It has been stated that to add interest it is desirable to place pictures behind the terrarium. This invention, then, not only includes a provision for such a picture, but utilizes the picture as the lock for the terrarium. The picture can be painted on, or affixed to, the locking panel 40 as shown in FIG. 6. Panel 40 thus functions not only as a background picture, but as a part of the lock.
It can be seen that an effective locking means for terrariums and the like is therefore provided herein. One of the advantages of the invention is that in addition to functioning as part of a lock, locking bar 38 also functions as a space holder. The locking bar holds the bottom of the terrarium out away from the wall a distance equal to the distance the hanging and support bars hold the terrarium away from the wall. In other words, the use of the locking bar allows the terrarium or other hanging to be suspended parallel to the wall because the locking bar compensates for the space utilized by the hanging means above it.
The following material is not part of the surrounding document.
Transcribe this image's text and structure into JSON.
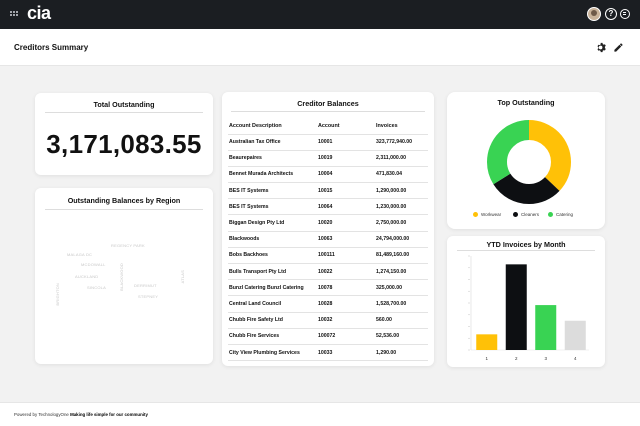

Having been given the teachings of this invention, ramifications and variations of it will occur to those skilled in the art. Thus, the terrarium and hanging and locking means can be made of wood, metal or plastic. As another example, even though several block shaped hanging components such as 22 and 24 have been described, one such block component can be used in the center of the terrarium. It will also be appreciated that some people like to display their coin, stamp, or gun collections. If the wall hanging is a display case for such a collection the lock bar can be designed accordingly. As an example a strong panel, perhaps velvet covered, can be inserted in the groove in the locking bar where the picture would normally be. In addition means such as paddle locks and the like can be used to lock the panel in place. If the lock cannot be readily removed it will be even more difficult to lift the display case off of the wall. It can be seen, too, that if the lobes and the sockets are inverted the lobes can be attached to the terrarium and the recessed blocks can be attached to the wall. In this instance it will be desirable to affix the recessed blocks to a bar, a supporting bar. The lobes can then be on a banging bar, or separately affixed to the top back of the terrarium.